→ TASK PROMPT: Take every line from the listing below that contains "JSON".

- - - - - - -

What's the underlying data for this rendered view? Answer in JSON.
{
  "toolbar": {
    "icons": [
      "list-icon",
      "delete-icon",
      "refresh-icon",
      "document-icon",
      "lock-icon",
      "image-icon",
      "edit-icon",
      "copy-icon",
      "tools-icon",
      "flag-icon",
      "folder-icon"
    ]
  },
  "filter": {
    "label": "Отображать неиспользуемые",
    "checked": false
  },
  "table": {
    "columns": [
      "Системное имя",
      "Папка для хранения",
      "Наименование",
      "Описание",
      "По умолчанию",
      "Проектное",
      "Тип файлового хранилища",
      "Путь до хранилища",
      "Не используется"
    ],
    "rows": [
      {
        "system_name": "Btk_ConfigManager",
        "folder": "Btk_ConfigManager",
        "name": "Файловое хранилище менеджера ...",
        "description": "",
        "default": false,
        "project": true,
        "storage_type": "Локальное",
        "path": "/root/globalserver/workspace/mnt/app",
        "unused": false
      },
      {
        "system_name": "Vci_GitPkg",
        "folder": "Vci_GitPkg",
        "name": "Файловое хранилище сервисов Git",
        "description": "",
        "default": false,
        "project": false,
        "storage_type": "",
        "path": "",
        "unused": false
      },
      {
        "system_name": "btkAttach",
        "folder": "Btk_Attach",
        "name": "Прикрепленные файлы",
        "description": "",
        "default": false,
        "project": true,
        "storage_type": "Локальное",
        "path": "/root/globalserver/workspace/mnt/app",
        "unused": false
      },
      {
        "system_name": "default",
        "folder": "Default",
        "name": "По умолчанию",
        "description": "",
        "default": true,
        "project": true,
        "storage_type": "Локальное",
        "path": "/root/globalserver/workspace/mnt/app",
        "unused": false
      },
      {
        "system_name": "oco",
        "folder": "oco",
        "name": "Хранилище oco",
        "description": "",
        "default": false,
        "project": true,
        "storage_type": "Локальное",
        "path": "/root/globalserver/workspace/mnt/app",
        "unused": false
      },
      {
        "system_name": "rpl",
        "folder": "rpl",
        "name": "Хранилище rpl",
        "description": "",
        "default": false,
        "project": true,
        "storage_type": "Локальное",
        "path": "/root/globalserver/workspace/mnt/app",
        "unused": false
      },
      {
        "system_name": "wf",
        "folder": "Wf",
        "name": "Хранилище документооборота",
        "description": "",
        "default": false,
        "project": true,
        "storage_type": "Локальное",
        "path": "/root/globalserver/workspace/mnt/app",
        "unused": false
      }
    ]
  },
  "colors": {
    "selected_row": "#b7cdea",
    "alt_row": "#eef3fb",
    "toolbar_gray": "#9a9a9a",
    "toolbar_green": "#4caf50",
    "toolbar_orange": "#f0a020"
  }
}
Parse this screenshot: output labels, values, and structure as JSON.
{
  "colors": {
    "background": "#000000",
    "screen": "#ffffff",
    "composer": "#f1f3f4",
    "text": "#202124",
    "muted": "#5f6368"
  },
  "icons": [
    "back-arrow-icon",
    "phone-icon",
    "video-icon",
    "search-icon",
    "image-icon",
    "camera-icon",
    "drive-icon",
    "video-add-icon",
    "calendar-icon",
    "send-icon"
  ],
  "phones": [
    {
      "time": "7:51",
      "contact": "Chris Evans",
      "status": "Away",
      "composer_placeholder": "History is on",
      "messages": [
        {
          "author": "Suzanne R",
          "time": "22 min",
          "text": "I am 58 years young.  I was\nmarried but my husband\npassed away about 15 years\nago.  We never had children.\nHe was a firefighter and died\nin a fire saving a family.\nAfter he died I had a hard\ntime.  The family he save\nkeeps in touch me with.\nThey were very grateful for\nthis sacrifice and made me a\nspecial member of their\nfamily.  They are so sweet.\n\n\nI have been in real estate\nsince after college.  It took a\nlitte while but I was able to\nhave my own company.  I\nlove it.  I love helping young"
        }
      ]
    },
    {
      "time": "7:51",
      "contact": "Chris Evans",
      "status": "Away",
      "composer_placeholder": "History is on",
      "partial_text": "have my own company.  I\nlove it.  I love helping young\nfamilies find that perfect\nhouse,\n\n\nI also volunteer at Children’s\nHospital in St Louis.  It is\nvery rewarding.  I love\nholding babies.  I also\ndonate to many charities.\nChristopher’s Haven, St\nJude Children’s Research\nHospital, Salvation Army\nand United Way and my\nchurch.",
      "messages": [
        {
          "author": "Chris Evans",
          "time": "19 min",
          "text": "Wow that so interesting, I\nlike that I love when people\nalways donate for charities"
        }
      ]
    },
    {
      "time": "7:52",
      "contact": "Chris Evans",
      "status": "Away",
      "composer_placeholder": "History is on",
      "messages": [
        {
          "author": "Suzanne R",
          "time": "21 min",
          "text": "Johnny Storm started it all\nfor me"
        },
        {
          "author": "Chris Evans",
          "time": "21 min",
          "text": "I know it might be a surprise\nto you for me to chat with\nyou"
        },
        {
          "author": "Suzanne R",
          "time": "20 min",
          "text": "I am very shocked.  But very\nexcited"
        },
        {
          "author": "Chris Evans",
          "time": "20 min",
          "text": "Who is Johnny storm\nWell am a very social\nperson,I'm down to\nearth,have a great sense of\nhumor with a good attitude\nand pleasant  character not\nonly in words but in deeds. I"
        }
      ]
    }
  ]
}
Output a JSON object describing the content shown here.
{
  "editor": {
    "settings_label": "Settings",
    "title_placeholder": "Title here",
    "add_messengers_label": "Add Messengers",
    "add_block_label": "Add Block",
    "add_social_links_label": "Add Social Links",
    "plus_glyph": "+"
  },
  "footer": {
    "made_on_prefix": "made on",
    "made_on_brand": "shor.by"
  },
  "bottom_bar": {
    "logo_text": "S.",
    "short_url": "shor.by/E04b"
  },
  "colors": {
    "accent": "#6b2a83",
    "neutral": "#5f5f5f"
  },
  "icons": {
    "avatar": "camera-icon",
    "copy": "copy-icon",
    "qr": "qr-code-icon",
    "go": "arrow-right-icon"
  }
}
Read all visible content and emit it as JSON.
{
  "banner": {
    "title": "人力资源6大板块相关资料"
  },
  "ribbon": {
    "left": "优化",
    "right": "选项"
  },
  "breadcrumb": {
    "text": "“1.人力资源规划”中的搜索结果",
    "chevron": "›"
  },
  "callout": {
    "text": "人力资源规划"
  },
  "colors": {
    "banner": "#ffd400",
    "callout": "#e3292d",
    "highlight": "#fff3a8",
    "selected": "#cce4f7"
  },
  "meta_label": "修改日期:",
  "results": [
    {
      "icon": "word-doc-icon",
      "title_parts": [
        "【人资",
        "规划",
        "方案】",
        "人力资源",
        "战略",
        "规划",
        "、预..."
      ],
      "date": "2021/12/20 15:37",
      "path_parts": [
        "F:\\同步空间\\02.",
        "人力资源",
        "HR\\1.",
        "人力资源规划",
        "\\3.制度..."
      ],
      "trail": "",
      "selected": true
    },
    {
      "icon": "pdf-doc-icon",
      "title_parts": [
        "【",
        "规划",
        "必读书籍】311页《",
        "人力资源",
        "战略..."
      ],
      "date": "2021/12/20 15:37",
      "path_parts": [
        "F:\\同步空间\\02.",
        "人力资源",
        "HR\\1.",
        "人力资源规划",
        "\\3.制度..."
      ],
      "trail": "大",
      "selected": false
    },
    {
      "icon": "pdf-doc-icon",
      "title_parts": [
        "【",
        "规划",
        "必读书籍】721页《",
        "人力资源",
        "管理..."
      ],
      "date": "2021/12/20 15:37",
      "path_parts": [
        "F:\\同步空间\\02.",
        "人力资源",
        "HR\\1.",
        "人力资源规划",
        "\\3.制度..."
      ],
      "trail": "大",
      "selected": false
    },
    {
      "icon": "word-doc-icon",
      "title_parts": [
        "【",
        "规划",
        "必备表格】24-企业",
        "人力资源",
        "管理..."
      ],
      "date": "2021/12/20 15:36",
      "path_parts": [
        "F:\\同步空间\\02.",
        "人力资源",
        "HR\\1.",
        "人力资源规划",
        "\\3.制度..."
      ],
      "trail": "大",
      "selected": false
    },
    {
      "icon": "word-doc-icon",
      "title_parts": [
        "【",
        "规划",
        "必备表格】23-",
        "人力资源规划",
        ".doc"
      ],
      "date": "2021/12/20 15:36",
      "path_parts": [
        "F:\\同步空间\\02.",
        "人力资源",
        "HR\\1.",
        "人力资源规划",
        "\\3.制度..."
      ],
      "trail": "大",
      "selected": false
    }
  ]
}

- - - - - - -

→ ANSWER FOR THE TASK:
What's the underlying data for this rendered view? Answer in JSON.
Parse this screenshot: output labels, values, and structure as JSON.
Output a JSON object describing the content shown here.
Read all visible content and emit it as JSON.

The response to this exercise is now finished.